Getting around Siem Reap
The main tourist areas of Siem Reap are quite easy to get around and due to the flatness of the city, biking is a good option. However, the roads are very busy with scooters and cars, and though the roads are paved,there are a number of potholes. Due to my fractured wrist and the impossibility of me adequately holding the handle bars, we hired a tandem bike, which with the limited leg space at the back must have been meant for parents and their children. This made us the center of attraction of town.
For most people, tuk-tuks are the more natural way of getting around, and these can be found outside every hotel and almost around every corner. It is best to negotiate the price with the driver and as we found out not to book it through the hotel concierge. We were able to knock off about $10 by doing that.
Arriving at any new city one of the things we do is try to find a self-service laundromat. This was quite hard to find in Siem Reap as most places instead offer to do the laundry for a fixed price per kilogram. After a bit of googling, we found The Missing Socks Laundry Cafe not too far from our hotel.

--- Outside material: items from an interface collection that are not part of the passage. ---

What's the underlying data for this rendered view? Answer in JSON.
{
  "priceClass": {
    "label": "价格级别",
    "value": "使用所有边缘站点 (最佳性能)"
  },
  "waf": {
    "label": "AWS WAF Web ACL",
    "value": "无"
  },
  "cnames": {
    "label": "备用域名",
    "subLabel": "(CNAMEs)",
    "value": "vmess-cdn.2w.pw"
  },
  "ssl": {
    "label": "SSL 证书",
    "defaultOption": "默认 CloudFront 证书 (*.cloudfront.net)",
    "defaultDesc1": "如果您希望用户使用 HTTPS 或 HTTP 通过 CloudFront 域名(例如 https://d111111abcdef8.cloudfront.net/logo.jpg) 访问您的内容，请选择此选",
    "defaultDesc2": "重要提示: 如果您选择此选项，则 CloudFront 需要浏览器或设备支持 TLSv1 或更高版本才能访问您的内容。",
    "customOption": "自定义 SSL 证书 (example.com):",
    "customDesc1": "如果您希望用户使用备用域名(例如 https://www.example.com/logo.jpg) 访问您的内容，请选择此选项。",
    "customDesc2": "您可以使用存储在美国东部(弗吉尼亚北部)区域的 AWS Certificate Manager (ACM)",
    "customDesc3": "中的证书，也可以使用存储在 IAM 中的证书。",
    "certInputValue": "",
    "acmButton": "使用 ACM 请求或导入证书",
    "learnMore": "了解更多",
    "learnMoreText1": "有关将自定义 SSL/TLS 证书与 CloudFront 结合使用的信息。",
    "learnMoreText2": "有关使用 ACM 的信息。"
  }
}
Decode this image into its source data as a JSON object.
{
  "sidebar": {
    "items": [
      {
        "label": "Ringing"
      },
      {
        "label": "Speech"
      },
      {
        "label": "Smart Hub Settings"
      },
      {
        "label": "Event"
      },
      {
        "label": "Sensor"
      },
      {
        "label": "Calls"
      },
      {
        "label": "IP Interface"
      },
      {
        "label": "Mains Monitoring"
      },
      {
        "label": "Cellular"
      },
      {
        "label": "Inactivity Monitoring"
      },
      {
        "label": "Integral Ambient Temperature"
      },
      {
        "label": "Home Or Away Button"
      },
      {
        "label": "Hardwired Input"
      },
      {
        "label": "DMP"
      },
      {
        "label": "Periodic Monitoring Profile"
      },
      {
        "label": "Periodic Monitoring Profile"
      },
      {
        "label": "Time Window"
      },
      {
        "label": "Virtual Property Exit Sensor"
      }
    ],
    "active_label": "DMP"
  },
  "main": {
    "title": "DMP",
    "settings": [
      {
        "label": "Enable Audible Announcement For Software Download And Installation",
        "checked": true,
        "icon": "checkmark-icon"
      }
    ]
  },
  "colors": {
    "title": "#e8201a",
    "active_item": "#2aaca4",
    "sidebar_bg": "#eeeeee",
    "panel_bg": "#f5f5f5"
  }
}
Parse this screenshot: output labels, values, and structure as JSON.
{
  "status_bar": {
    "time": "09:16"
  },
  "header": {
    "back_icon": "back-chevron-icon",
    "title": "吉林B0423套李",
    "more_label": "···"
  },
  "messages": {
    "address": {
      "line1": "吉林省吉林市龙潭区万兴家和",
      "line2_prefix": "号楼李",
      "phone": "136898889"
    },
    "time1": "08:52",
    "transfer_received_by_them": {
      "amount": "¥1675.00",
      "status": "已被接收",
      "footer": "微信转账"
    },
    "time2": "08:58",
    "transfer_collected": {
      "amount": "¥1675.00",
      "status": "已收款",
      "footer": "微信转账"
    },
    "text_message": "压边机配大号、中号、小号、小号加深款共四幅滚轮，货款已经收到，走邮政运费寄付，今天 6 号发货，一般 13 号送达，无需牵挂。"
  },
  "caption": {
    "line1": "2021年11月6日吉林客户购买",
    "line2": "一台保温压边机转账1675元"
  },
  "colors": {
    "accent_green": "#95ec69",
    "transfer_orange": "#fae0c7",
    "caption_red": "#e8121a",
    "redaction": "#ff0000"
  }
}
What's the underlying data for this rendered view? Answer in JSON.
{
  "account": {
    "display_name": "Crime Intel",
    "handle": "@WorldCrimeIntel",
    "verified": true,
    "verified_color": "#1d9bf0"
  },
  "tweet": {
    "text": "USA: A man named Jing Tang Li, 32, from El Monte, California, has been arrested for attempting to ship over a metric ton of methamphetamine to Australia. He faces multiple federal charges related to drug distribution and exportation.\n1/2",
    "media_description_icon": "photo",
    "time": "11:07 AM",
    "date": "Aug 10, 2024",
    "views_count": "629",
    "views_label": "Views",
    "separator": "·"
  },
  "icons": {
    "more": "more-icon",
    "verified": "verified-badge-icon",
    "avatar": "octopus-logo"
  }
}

The idea behind this cafe is unique, as they combine the mundane task of doing laundry with the ability to relax and chill with a cup of coffee and free Wi-Fi.